| Required work |
All of the data, from the first line to the last, should be reproduced without alteration.

§ §

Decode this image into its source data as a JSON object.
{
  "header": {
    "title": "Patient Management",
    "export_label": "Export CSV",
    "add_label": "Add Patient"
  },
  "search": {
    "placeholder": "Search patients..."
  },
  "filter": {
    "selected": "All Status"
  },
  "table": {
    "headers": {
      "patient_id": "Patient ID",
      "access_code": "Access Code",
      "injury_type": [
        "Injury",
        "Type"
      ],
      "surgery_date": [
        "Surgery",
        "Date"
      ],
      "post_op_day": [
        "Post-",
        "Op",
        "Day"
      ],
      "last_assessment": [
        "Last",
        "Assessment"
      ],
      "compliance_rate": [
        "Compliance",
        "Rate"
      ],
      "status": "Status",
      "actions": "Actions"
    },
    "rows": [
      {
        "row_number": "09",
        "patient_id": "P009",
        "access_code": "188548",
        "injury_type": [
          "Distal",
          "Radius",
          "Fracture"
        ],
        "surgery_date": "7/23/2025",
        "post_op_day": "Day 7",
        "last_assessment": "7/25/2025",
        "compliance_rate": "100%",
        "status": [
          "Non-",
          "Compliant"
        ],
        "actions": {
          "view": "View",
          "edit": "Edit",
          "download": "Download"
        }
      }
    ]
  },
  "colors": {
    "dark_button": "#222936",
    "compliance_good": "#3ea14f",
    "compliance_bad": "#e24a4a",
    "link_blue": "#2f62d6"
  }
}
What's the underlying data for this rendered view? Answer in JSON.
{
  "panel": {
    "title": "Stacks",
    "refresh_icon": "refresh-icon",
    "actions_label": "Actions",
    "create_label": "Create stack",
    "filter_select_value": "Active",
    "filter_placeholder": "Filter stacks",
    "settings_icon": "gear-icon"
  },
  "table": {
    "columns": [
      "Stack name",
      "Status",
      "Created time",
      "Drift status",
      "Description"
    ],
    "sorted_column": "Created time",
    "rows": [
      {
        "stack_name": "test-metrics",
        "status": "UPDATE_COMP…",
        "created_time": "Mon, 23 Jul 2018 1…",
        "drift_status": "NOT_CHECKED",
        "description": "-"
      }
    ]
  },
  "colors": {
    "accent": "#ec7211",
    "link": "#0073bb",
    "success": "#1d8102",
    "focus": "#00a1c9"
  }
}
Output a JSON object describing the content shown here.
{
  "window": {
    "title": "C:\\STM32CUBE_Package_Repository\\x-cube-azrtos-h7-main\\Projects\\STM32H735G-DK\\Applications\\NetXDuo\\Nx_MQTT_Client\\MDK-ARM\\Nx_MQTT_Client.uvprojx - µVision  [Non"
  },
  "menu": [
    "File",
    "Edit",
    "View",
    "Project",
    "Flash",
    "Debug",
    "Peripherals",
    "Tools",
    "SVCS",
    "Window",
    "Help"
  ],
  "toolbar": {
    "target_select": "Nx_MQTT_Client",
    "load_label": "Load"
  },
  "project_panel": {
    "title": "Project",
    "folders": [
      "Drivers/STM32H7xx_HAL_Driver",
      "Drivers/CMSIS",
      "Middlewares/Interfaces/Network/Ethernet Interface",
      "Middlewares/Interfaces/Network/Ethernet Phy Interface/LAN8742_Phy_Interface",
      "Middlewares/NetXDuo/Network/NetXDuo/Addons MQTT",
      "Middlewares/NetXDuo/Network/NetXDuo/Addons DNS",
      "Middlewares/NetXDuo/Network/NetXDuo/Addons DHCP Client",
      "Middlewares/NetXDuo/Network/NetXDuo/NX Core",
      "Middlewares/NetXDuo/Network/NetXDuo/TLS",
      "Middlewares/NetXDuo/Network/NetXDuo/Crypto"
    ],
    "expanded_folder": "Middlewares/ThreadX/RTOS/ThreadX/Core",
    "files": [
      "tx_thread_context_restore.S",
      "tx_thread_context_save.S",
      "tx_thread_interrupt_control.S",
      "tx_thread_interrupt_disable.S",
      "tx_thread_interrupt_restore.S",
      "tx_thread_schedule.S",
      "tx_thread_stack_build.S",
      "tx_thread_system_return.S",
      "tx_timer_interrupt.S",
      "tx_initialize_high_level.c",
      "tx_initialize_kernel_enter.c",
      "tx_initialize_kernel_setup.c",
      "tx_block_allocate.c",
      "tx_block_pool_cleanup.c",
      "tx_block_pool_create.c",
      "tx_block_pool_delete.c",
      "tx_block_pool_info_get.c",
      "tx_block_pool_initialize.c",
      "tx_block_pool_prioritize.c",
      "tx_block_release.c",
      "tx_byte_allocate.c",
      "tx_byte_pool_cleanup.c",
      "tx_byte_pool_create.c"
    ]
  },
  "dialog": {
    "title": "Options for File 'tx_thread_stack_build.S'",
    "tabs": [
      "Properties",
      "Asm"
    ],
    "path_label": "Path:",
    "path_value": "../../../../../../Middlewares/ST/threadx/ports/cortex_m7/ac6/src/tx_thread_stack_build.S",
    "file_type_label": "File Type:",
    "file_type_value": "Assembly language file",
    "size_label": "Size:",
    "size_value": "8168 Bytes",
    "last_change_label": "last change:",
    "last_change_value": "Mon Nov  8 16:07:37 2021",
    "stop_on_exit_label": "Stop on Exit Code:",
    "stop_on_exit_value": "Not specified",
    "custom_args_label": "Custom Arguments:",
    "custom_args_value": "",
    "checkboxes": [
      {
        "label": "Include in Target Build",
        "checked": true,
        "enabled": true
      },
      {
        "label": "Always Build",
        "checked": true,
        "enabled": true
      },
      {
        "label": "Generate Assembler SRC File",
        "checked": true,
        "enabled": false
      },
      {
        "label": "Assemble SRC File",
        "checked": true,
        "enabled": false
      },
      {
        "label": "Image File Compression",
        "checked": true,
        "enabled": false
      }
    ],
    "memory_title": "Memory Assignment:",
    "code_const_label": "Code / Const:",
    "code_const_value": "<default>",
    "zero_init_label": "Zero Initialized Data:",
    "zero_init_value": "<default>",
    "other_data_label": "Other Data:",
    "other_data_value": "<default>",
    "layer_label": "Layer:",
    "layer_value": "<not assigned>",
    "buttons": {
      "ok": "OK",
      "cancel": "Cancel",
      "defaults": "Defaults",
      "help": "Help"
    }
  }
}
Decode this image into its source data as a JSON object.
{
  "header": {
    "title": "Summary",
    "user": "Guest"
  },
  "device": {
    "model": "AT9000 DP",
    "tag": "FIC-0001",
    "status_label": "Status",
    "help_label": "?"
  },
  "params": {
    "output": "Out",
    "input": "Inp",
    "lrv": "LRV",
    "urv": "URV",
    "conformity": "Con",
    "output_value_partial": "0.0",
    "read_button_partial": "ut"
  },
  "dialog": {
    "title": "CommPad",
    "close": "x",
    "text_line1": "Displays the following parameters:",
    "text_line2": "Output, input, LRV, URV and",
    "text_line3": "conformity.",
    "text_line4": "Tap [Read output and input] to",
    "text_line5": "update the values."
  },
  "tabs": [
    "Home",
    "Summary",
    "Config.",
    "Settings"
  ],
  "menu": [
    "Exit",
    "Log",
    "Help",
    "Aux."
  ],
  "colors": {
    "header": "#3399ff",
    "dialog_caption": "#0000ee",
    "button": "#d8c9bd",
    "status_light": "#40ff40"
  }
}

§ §

| Exercise solution |
Decode this image into its source data as a JSON object.
{
  "header": {
    "title": "Patient Management",
    "export_label": "Export CSV",
    "add_label": "Add Patient"
  },
  "search": {
    "placeholder": "Search patients..."
  },
  "filter": {
    "selected": "All Status"
  },
  "table": {
    "headers": {
      "patient_id": "Patient ID",
      "access_code": "Access Code",
      "injury_type": [
        "Injury",
        "Type"
      ],
      "surgery_date": [
        "Surgery",
        "Date"
      ],
      "post_op_day": [
        "Post-",
        "Op",
        "Day"
      ],
      "last_assessment": [
        "Last",
        "Assessment"
      ],
      "compliance_rate": [
        "Compliance",
        "Rate"
      ],
      "status": "Status",
      "actions": "Actions"
    },
    "rows": [
      {
        "row_number": "09",
        "patient_id": "P009",
        "access_code": "188548",
        "injury_type": [
          "Distal",
          "Radius",
          "Fracture"
        ],
        "surgery_date": "7/23/2025",
        "post_op_day": "Day 7",
        "last_assessment": "7/25/2025",
        "compliance_rate": "100%",
        "status": [
          "Non-",
          "Compliant"
        ],
        "actions": {
          "view": "View",
          "edit": "Edit",
          "download": "Download"
        }
      }
    ]
  },
  "colors": {
    "dark_button": "#222936",
    "compliance_good": "#3ea14f",
    "compliance_bad": "#e24a4a",
    "link_blue": "#2f62d6"
  }
}
What's the underlying data for this rendered view? Answer in JSON.
{
  "panel": {
    "title": "Stacks",
    "refresh_icon": "refresh-icon",
    "actions_label": "Actions",
    "create_label": "Create stack",
    "filter_select_value": "Active",
    "filter_placeholder": "Filter stacks",
    "settings_icon": "gear-icon"
  },
  "table": {
    "columns": [
      "Stack name",
      "Status",
      "Created time",
      "Drift status",
      "Description"
    ],
    "sorted_column": "Created time",
    "rows": [
      {
        "stack_name": "test-metrics",
        "status": "UPDATE_COMP…",
        "created_time": "Mon, 23 Jul 2018 1…",
        "drift_status": "NOT_CHECKED",
        "description": "-"
      }
    ]
  },
  "colors": {
    "accent": "#ec7211",
    "link": "#0073bb",
    "success": "#1d8102",
    "focus": "#00a1c9"
  }
}
Output a JSON object describing the content shown here.
{
  "window": {
    "title": "C:\\STM32CUBE_Package_Repository\\x-cube-azrtos-h7-main\\Projects\\STM32H735G-DK\\Applications\\NetXDuo\\Nx_MQTT_Client\\MDK-ARM\\Nx_MQTT_Client.uvprojx - µVision  [Non"
  },
  "menu": [
    "File",
    "Edit",
    "View",
    "Project",
    "Flash",
    "Debug",
    "Peripherals",
    "Tools",
    "SVCS",
    "Window",
    "Help"
  ],
  "toolbar": {
    "target_select": "Nx_MQTT_Client",
    "load_label": "Load"
  },
  "project_panel": {
    "title": "Project",
    "folders": [
      "Drivers/STM32H7xx_HAL_Driver",
      "Drivers/CMSIS",
      "Middlewares/Interfaces/Network/Ethernet Interface",
      "Middlewares/Interfaces/Network/Ethernet Phy Interface/LAN8742_Phy_Interface",
      "Middlewares/NetXDuo/Network/NetXDuo/Addons MQTT",
      "Middlewares/NetXDuo/Network/NetXDuo/Addons DNS",
      "Middlewares/NetXDuo/Network/NetXDuo/Addons DHCP Client",
      "Middlewares/NetXDuo/Network/NetXDuo/NX Core",
      "Middlewares/NetXDuo/Network/NetXDuo/TLS",
      "Middlewares/NetXDuo/Network/NetXDuo/Crypto"
    ],
    "expanded_folder": "Middlewares/ThreadX/RTOS/ThreadX/Core",
    "files": [
      "tx_thread_context_restore.S",
      "tx_thread_context_save.S",
      "tx_thread_interrupt_control.S",
      "tx_thread_interrupt_disable.S",
      "tx_thread_interrupt_restore.S",
      "tx_thread_schedule.S",
      "tx_thread_stack_build.S",
      "tx_thread_system_return.S",
      "tx_timer_interrupt.S",
      "tx_initialize_high_level.c",
      "tx_initialize_kernel_enter.c",
      "tx_initialize_kernel_setup.c",
      "tx_block_allocate.c",
      "tx_block_pool_cleanup.c",
      "tx_block_pool_create.c",
      "tx_block_pool_delete.c",
      "tx_block_pool_info_get.c",
      "tx_block_pool_initialize.c",
      "tx_block_pool_prioritize.c",
      "tx_block_release.c",
      "tx_byte_allocate.c",
      "tx_byte_pool_cleanup.c",
      "tx_byte_pool_create.c"
    ]
  },
  "dialog": {
    "title": "Options for File 'tx_thread_stack_build.S'",
    "tabs": [
      "Properties",
      "Asm"
    ],
    "path_label": "Path:",
    "path_value": "../../../../../../Middlewares/ST/threadx/ports/cortex_m7/ac6/src/tx_thread_stack_build.S",
    "file_type_label": "File Type:",
    "file_type_value": "Assembly language file",
    "size_label": "Size:",
    "size_value": "8168 Bytes",
    "last_change_label": "last change:",
    "last_change_value": "Mon Nov  8 16:07:37 2021",
    "stop_on_exit_label": "Stop on Exit Code:",
    "stop_on_exit_value": "Not specified",
    "custom_args_label": "Custom Arguments:",
    "custom_args_value": "",
    "checkboxes": [
      {
        "label": "Include in Target Build",
        "checked": true,
        "enabled": true
      },
      {
        "label": "Always Build",
        "checked": true,
        "enabled": true
      },
      {
        "label": "Generate Assembler SRC File",
        "checked": true,
        "enabled": false
      },
      {
        "label": "Assemble SRC File",
        "checked": true,
        "enabled": false
      },
      {
        "label": "Image File Compression",
        "checked": true,
        "enabled": false
      }
    ],
    "memory_title": "Memory Assignment:",
    "code_const_label": "Code / Const:",
    "code_const_value": "<default>",
    "zero_init_label": "Zero Initialized Data:",
    "zero_init_value": "<default>",
    "other_data_label": "Other Data:",
    "other_data_value": "<default>",
    "layer_label": "Layer:",
    "layer_value": "<not assigned>",
    "buttons": {
      "ok": "OK",
      "cancel": "Cancel",
      "defaults": "Defaults",
      "help": "Help"
    }
  }
}
Decode this image into its source data as a JSON object.
{
  "header": {
    "title": "Summary",
    "user": "Guest"
  },
  "device": {
    "model": "AT9000 DP",
    "tag": "FIC-0001",
    "status_label": "Status",
    "help_label": "?"
  },
  "params": {
    "output": "Out",
    "input": "Inp",
    "lrv": "LRV",
    "urv": "URV",
    "conformity": "Con",
    "output_value_partial": "0.0",
    "read_button_partial": "ut"
  },
  "dialog": {
    "title": "CommPad",
    "close": "x",
    "text_line1": "Displays the following parameters:",
    "text_line2": "Output, input, LRV, URV and",
    "text_line3": "conformity.",
    "text_line4": "Tap [Read output and input] to",
    "text_line5": "update the values."
  },
  "tabs": [
    "Home",
    "Summary",
    "Config.",
    "Settings"
  ],
  "menu": [
    "Exit",
    "Log",
    "Help",
    "Aux."
  ],
  "colors": {
    "header": "#3399ff",
    "dialog_caption": "#0000ee",
    "button": "#d8c9bd",
    "status_light": "#40ff40"
  }
}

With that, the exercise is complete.